This was all part of the two-year Overseas Training Program (OTP) of the Society of the Divine Word (SVD) that enables seminarians to experience missionary life outside their country of origin. Through OTP I realized my dream, in which my vocation was deeply rooted, of being among our African brothers and sisters in Zimbabwe, in southern Africa. A central aspect of OTP was orientation to the Ndebele culture. Others were training in various fields of missionary work and pastoral work in a bush mission of Ndolwane.
Orientation to the Ndebele Culture
Living in the village, I experienced the beauty of Ndebele culture. I found the people to be simple, shown in the way they lived, for example in their eating habits. We had only tea and bread for breakfast. For lunch and supper we ateisitshwala, made from maize, with a relish, usually a stew.
The people’s mode of dressing is also unique. They’re more concerned about practicality than style. I loved the colorful designs of the clothing that women bring when they visit other places, to cover themselves from dust when sitting on the ground.
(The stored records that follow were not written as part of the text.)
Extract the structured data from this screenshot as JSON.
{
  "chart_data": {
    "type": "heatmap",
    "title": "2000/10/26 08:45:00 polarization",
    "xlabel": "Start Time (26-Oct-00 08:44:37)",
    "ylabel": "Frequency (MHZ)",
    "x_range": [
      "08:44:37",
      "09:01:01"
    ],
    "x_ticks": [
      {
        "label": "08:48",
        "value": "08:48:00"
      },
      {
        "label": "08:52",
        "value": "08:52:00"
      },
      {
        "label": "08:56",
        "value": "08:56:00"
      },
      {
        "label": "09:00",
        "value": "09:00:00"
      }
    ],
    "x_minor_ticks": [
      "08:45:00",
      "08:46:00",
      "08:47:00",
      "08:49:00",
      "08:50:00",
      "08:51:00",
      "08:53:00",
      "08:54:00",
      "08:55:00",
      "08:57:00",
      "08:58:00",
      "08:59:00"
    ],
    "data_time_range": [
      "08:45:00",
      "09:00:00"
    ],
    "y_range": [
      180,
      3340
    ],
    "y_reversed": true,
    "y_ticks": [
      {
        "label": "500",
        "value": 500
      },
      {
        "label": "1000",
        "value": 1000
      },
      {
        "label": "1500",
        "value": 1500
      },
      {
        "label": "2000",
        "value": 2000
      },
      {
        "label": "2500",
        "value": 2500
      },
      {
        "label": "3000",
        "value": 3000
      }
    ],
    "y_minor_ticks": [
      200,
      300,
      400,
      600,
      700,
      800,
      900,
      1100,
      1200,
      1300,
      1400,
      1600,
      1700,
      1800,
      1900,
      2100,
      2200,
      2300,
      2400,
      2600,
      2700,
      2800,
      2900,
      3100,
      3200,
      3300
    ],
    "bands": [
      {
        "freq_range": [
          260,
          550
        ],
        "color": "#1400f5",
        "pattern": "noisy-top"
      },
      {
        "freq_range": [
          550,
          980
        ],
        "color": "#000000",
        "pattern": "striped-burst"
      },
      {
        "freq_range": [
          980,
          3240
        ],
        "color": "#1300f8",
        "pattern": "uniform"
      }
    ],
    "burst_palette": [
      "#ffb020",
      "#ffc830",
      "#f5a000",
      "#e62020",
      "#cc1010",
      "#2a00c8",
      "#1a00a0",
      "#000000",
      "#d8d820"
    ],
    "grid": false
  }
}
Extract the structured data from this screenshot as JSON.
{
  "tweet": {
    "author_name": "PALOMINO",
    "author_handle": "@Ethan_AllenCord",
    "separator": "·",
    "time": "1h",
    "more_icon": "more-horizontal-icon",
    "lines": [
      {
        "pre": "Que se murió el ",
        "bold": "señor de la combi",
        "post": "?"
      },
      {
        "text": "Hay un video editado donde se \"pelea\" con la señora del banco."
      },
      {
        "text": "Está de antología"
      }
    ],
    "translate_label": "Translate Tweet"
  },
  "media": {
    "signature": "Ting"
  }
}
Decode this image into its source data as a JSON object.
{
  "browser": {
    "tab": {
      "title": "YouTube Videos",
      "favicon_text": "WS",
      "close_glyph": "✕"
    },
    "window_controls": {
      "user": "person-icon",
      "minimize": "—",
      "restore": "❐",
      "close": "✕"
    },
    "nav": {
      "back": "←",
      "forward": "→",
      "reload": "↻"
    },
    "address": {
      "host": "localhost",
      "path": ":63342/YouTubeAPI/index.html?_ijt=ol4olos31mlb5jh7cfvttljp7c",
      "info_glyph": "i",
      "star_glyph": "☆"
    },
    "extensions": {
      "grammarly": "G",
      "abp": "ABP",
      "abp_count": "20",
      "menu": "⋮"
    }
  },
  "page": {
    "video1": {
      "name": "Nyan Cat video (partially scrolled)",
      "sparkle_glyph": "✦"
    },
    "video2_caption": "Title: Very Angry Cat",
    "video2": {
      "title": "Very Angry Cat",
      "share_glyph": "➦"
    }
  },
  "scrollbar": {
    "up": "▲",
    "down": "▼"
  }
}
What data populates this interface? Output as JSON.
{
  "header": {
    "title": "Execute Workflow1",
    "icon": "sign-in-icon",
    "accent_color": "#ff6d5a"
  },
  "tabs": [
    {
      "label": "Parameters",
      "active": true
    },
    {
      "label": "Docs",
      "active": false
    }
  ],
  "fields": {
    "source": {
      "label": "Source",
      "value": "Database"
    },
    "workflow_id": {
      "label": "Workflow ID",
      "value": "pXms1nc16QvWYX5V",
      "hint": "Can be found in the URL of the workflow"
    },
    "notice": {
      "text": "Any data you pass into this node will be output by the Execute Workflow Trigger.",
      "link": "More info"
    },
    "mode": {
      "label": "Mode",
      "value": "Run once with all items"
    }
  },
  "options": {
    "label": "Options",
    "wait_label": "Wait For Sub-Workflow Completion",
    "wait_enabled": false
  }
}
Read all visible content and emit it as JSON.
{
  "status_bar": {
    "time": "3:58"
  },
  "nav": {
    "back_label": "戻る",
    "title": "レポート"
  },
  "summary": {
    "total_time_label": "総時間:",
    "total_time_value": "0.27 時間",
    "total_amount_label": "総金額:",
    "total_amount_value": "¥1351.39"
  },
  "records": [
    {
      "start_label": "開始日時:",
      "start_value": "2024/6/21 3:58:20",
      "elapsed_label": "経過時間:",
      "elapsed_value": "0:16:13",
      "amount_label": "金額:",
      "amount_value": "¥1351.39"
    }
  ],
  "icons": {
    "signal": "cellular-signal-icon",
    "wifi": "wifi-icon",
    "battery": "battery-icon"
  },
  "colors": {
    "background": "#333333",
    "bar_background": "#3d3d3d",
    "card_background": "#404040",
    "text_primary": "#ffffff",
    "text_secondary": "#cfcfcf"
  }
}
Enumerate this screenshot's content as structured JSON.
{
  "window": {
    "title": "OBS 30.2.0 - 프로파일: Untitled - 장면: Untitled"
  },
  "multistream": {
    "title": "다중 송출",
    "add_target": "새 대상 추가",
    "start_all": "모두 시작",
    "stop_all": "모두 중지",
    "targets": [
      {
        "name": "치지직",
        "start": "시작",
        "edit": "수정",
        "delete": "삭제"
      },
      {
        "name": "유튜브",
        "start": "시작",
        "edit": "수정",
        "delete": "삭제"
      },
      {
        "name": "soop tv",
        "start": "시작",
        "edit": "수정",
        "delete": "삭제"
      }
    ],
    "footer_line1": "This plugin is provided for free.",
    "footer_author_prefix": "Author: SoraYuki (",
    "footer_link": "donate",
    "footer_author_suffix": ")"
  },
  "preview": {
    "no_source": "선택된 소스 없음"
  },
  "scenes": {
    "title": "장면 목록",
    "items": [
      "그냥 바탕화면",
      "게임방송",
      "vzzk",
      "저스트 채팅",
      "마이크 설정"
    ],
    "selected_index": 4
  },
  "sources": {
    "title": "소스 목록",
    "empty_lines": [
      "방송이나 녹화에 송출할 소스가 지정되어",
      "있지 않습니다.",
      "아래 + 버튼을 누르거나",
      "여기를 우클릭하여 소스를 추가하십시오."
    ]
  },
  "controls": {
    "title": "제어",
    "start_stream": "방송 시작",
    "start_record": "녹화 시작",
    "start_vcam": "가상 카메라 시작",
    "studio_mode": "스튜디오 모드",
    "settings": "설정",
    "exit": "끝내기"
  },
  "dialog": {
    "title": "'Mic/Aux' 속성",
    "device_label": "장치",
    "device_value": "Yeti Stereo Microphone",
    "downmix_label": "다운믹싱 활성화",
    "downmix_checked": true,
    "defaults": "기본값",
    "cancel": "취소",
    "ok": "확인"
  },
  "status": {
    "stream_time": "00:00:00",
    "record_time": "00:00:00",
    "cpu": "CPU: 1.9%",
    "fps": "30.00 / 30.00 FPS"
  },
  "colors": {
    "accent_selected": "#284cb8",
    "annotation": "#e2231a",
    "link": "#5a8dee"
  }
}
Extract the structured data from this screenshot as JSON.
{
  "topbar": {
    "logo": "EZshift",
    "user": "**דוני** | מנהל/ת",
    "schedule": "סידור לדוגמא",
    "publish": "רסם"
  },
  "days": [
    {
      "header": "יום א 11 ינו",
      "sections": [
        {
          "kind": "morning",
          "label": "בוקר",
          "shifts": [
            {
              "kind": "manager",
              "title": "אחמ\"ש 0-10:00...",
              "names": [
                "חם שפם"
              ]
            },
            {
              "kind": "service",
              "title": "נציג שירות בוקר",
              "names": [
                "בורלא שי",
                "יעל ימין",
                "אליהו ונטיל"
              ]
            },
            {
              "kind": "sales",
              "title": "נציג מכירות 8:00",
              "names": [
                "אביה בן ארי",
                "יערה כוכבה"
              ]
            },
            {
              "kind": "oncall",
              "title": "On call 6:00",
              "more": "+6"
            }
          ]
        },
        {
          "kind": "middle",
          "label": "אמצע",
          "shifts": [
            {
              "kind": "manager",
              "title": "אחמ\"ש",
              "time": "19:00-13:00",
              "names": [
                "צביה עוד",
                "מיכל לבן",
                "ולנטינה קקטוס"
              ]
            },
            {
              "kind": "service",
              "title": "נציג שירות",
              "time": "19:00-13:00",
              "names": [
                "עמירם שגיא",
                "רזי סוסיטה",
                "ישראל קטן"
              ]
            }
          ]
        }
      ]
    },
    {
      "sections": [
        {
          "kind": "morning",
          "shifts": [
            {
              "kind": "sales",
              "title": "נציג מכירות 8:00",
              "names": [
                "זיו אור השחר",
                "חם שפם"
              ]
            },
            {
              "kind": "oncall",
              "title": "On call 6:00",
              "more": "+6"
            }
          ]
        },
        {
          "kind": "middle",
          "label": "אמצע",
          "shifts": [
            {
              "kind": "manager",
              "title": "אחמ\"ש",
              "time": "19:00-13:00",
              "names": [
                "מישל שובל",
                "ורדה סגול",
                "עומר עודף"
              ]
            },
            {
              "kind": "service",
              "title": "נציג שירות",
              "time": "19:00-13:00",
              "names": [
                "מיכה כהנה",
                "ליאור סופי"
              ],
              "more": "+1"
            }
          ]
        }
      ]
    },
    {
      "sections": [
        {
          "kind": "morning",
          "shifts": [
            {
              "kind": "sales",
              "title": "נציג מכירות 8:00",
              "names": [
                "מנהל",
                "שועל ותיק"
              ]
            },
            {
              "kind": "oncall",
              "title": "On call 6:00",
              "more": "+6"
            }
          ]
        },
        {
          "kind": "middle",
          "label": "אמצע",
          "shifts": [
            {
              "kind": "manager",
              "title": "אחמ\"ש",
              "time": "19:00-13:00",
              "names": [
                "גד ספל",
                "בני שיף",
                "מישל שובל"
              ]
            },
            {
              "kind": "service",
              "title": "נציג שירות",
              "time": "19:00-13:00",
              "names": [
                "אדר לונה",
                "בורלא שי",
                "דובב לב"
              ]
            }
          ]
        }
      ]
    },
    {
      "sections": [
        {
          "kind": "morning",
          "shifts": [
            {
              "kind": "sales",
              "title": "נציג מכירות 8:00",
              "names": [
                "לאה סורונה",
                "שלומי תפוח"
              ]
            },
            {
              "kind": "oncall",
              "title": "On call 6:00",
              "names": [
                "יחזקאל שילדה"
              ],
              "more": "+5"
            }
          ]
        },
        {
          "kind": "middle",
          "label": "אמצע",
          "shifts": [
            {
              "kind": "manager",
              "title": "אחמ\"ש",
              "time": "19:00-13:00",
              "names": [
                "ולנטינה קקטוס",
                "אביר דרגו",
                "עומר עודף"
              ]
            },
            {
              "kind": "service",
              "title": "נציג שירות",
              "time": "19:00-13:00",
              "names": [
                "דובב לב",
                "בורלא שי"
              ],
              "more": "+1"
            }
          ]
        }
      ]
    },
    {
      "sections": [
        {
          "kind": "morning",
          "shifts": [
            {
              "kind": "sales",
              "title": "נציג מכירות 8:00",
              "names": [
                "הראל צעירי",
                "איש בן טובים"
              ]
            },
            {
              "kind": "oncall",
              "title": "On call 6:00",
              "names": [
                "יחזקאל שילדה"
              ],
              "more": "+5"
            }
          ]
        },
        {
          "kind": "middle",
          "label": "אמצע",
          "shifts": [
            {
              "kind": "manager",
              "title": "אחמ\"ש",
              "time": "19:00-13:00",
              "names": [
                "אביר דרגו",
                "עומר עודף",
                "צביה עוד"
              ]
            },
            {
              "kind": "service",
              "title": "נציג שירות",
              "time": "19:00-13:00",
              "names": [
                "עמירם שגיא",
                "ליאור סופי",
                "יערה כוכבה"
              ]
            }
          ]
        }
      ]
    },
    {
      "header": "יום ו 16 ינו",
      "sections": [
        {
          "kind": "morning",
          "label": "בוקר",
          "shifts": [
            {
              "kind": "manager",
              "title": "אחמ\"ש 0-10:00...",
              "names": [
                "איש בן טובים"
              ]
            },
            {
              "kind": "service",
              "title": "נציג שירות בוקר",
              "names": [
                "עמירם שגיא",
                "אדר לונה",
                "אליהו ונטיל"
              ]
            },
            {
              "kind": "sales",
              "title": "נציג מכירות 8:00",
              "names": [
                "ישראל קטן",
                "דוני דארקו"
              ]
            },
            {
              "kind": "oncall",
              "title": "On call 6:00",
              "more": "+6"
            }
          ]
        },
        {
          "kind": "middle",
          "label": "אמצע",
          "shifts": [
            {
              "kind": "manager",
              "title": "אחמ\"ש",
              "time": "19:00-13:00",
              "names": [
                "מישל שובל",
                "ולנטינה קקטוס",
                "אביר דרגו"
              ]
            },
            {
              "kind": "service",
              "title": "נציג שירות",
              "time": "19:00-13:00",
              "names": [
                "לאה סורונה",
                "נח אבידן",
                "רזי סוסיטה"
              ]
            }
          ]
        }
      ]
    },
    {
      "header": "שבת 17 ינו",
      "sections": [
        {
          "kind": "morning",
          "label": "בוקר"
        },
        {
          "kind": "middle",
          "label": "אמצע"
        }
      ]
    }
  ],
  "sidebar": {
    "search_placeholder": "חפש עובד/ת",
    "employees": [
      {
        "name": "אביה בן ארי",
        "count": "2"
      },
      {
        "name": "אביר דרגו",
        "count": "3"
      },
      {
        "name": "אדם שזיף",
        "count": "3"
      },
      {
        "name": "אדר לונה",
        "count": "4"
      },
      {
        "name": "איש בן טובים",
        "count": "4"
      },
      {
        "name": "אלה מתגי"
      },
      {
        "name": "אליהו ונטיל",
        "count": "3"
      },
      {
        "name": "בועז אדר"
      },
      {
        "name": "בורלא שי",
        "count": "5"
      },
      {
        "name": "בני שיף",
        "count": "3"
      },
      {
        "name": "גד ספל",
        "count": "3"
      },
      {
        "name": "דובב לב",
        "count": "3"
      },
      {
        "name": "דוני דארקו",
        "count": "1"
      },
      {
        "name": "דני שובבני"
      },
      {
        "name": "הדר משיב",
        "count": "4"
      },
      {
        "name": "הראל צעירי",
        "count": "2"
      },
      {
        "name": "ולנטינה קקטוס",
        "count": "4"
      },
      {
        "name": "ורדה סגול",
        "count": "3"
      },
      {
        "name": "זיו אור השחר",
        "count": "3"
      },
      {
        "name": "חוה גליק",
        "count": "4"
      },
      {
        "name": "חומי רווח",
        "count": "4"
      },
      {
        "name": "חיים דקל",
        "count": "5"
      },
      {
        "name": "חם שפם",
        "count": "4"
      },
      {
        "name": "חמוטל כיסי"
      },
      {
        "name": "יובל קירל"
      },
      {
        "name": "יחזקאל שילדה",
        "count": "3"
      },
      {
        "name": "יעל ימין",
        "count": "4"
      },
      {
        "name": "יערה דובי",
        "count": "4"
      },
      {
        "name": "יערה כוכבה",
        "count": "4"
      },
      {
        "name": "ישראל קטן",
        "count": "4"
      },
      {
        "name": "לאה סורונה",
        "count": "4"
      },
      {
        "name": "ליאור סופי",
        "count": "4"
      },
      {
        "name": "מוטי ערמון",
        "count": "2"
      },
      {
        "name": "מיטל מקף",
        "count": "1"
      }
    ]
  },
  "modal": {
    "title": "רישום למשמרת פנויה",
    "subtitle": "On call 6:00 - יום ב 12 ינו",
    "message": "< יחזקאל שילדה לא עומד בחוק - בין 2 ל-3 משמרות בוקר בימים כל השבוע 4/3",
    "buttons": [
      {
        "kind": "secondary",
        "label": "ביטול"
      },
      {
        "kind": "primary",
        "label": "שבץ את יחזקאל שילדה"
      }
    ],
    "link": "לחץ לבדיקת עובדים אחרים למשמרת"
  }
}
Singing and dancing can never be separated from African culture. One characteristic of the Ndebele language is its repetitive patterns. By repeating one sentence the people can make a good tune accompanied by the magnificent beating of drums. Dancing follows automatically when they’re singing. The movement of hands and feet makes any gathering truly alive.
Proud with their culture
The parish church is the place where the message of inculturation sounds so clearly. In terms of liturgy: weddings, baptisms and funerals are unique. They made me think how far behind we Filipinos still are in terms of inculturation compared to the Ndebele people. They take pride in their culture, which made me ask myself, ‘Do I really know my culture? Do I take pride in it?’ I realized that I can’t fully understand and love another culture if I don't know and love my own.
OTP, living with an Ndebele family, rounding up their goats, was for me an experience of the Good Shepherd making me feel that He was really taking good care of me, knowing me very well, always calling and looking for me whenever I'm lost and leading me back to his sheepfold.
You may contact Father Ariel at firstname.lastname@example.org
Inculturation, according to Father Aylward Shorter MAfr means ‘the presentation and re-expression of the Gospel in forms and terms proper to a culture. This process results in the reinterpretation of both, without being unfaithful to either.’ He also defines it as ‘the creative and dynamic relationship between the Christian message and a culture or cultures (Shorter, 11).
You can find an interesting paper on inculturation by Father Shorter athttp://www.afrikaworld.net/afrel/shorter.htm . He’s a member of the Missionaries of Africa,http://www.africamission-mafr.org/ , sometimes known in thePhilippines as ‘Missionaries of Our Lady of Africa.’ They are popularly known as ‘The White Fathers’ from their habit, based on the dress of Arab men in Algeria, where they were founded in 1868. This habit is an example of inculturation, though the name ‘White Fathers’ is sometimes mistakenly believed to refer to the skin of its European members.
The Lord’s Prayer in Ndebele
(as spoken in Zimbabwe)
Baba wethu osezulwini,
kalidunyiswe ibizo lakho,
umbuso wakho kawuze,
intando yakho kayenziwe,
Siphe lamhla ukudla kwethu kwensuku ngensuku.
Usithethelele izono zethu,
njengalokhu lathi sibathethelela abasonayo.
kodwa usikhulule ebubini.